Young people who spend more than 3 hours a day on social media are susceptible to depression, anxiety and other illnesses and are more likely to internalize bad feelings about themselves, according to the study produced by Johns Hopkins University Bloomberg School of Public Health.
“Time spent on social media may increase the risk of experiencing cyberbullying, which has a strong association with depressive symptoms,” according to the study, published in JAMA Psychiatry, an online platform of the Journal of the American Medical Association. Seeing others’ lives on social media platforms like Snapchat “may also expose adolescents to idealized self-presentations that negatively influence body image and encourage social comparisons.”
Kira E. Riehm, the paper’s lead author and researcher at the Bloomberg School of Public Health, says social media use “has exploded in the past few decades among adolescents.” But it comes at a hazardous time, she says, because “adolescence is a time where a lot of mental health problems have their onsets.”

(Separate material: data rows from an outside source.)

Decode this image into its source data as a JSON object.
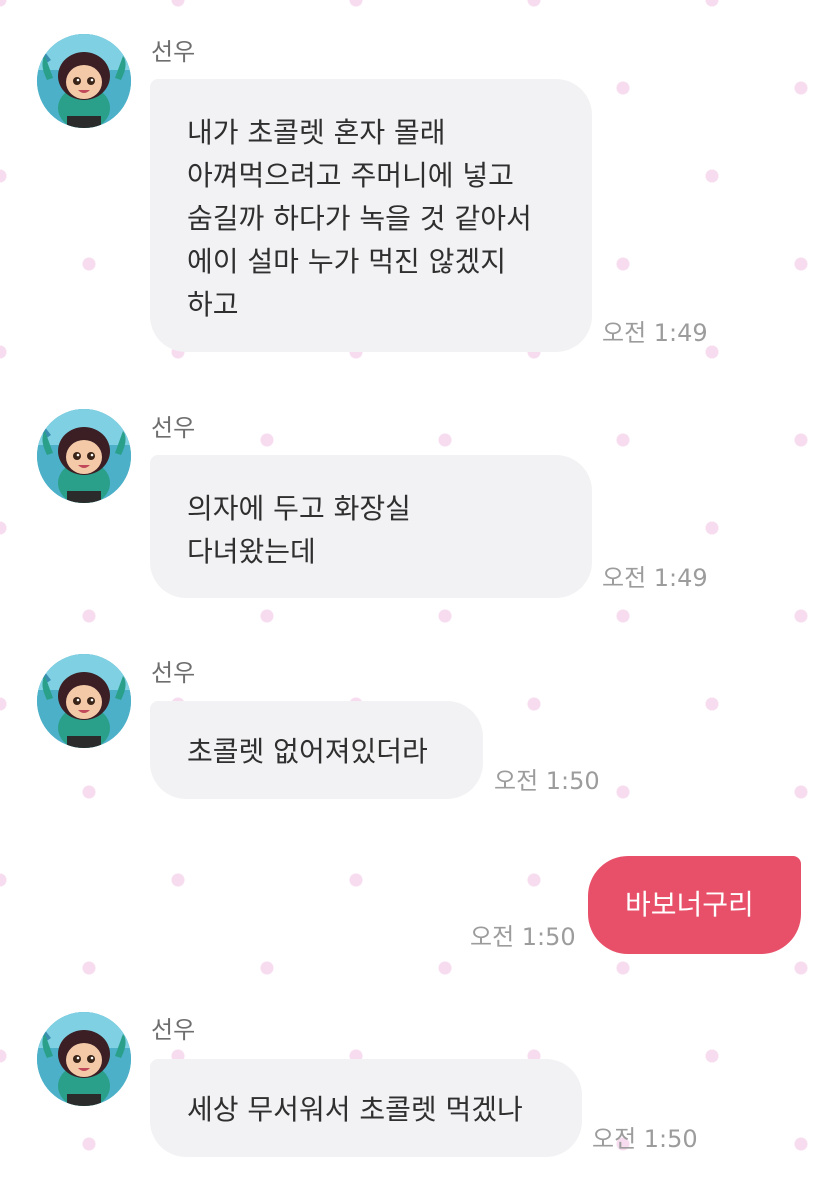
{
  "chat": {
    "sender_name": "선우",
    "messages": [
      {
        "sender": "선우",
        "text": "내가 초콜렛 혼자 몰래\n아껴먹으려고 주머니에 넣고\n숨길까 하다가 녹을 것 같아서\n에이 설마 누가 먹진 않겠지\n하고",
        "time": "오전 1:49"
      },
      {
        "sender": "선우",
        "text": "의자에 두고 화장실\n다녀왔는데",
        "time": "오전 1:49"
      },
      {
        "sender": "선우",
        "text": "초콜렛 없어져있더라",
        "time": "오전 1:50"
      },
      {
        "sender": "me",
        "text": "바보너구리",
        "time": "오전 1:50"
      },
      {
        "sender": "선우",
        "text": "세상 무서워서 초콜렛 먹겠나",
        "time": "오전 1:50"
      }
    ]
  },
  "colors": {
    "incoming_bubble": "#f2f2f4",
    "outgoing_bubble": "#e85069",
    "background_dot": "#f7dcef",
    "timestamp": "#9c9c9c"
  },
  "icons": {
    "avatar": "profile-avatar-girl-cartoon"
  }
}
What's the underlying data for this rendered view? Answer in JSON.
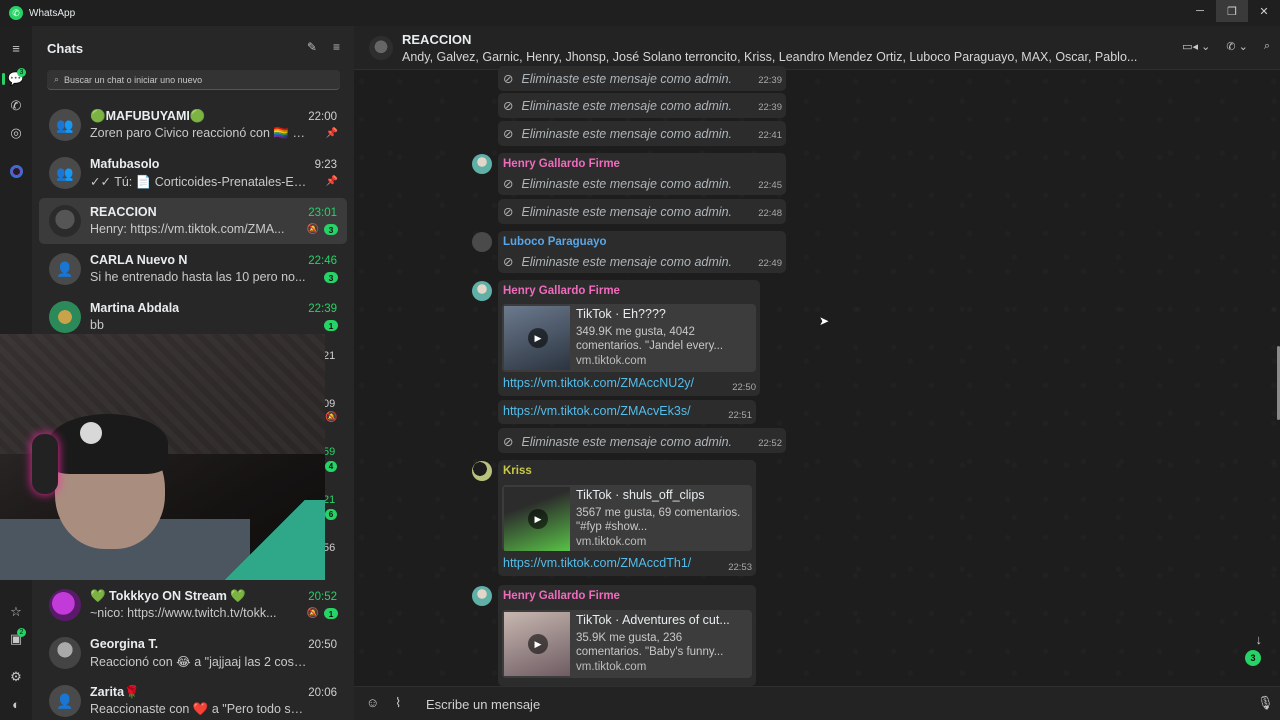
{
  "window": {
    "title": "WhatsApp",
    "controls": {
      "minimize": "─",
      "restore": "❐",
      "close": "✕"
    }
  },
  "rail": {
    "chats_badge": "3",
    "status_badge": "2",
    "icons": [
      "menu-icon",
      "chats-icon",
      "calls-icon",
      "status-icon",
      "meta-ai-icon",
      "starred-icon",
      "archived-icon",
      "settings-icon",
      "profile-icon"
    ]
  },
  "chat_list": {
    "title": "Chats",
    "search_placeholder": "Buscar un chat o iniciar uno nuevo",
    "items": [
      {
        "name": "🟢MAFUBUYAMI🟢",
        "preview": "Zoren paro Civico reaccionó con 🏳️‍🌈 a ...",
        "time": "22:00",
        "time_color": "normal",
        "pinned": true,
        "muted": false,
        "count": ""
      },
      {
        "name": "Mafubasolo",
        "preview": "✓✓ Tú: 📄 Corticoides-Prenatales-Eje-...",
        "time": "9:23",
        "time_color": "normal",
        "pinned": true,
        "muted": false,
        "count": ""
      },
      {
        "name": "REACCION",
        "preview": "Henry: https://vm.tiktok.com/ZMA...",
        "time": "23:01",
        "time_color": "green",
        "pinned": false,
        "muted": true,
        "count": "3"
      },
      {
        "name": "CARLA Nuevo N",
        "preview": "Si he entrenado hasta las 10 pero no...",
        "time": "22:46",
        "time_color": "green",
        "pinned": false,
        "muted": false,
        "count": "3"
      },
      {
        "name": "Martina Abdala",
        "preview": "bb",
        "time": "22:39",
        "time_color": "green",
        "pinned": false,
        "muted": false,
        "count": "1"
      },
      {
        "name": "💚 Tokkkyo ON Stream 💚",
        "preview": "~nico: https://www.twitch.tv/tokk...",
        "time": "20:52",
        "time_color": "green",
        "pinned": false,
        "muted": true,
        "count": "1"
      },
      {
        "name": "Georgina T.",
        "preview": "Reaccionó con 😂 a \"jajjaaj las 2 cosas ...",
        "time": "20:50",
        "time_color": "normal",
        "pinned": false,
        "muted": false,
        "count": ""
      },
      {
        "name": "Zarita🌹",
        "preview": "Reaccionaste con ❤️ a \"Pero todo sali...",
        "time": "20:06",
        "time_color": "normal",
        "pinned": false,
        "muted": false,
        "count": ""
      }
    ],
    "hidden_partial": {
      "t1": "21",
      "t2": "09",
      "t3": "59",
      "b3": "4",
      "t4": "21",
      "b4": "6",
      "t5": "56"
    }
  },
  "conversation": {
    "group_name": "REACCION",
    "members": "Andy, Galvez, Garnic, Henry, Jhonsp, José Solano terroncito, Kriss, Leandro Mendez Ortiz, Luboco Paraguayo, MAX, Oscar, Pablo...",
    "deleted_text": "Eliminaste este mensaje como admin.",
    "messages": {
      "d1_time": "22:39",
      "d2_time": "22:39",
      "d3_time": "22:41",
      "henry1_sender": "Henry Gallardo Firme",
      "henry1_d1_time": "22:45",
      "henry1_d2_time": "22:48",
      "luboco_sender": "Luboco Paraguayo",
      "luboco_time": "22:49",
      "henry2_sender": "Henry Gallardo Firme",
      "henry2_card_title": "TikTok · Eh????",
      "henry2_card_desc": "349.9K me gusta, 4042 comentarios. \"Jandel every...",
      "henry2_card_domain": "vm.tiktok.com",
      "henry2_link": "https://vm.tiktok.com/ZMAccNU2y/",
      "henry2_time": "22:50",
      "henry3_link": "https://vm.tiktok.com/ZMAcvEk3s/",
      "henry3_time": "22:51",
      "henry4_time": "22:52",
      "kriss_sender": "Kriss",
      "kriss_card_title": "TikTok · shuls_off_clips",
      "kriss_card_desc": "3567 me gusta, 69 comentarios. \"#fyp #show...",
      "kriss_card_domain": "vm.tiktok.com",
      "kriss_link": "https://vm.tiktok.com/ZMAccdTh1/",
      "kriss_time": "22:53",
      "henry5_sender": "Henry Gallardo Firme",
      "henry5_card_title": "TikTok · Adventures of cut...",
      "henry5_card_desc": "35.9K me gusta, 236 comentarios. \"Baby's funny...",
      "henry5_card_domain": "vm.tiktok.com"
    },
    "unread_scroll_count": "3",
    "compose_placeholder": "Escribe un mensaje"
  },
  "colors": {
    "accent": "#25d366",
    "link": "#53bdeb",
    "sender_pink": "#f06bbd",
    "sender_blue": "#5aa6e6",
    "sender_yellow": "#c8c84a"
  }
}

“It’s important to consider that every minute that adolescents spend on social media, they’re not doing something else,” says Riehm. “It might be socializing (with friends) face to face, it might be exercising” or something else to support their mental health.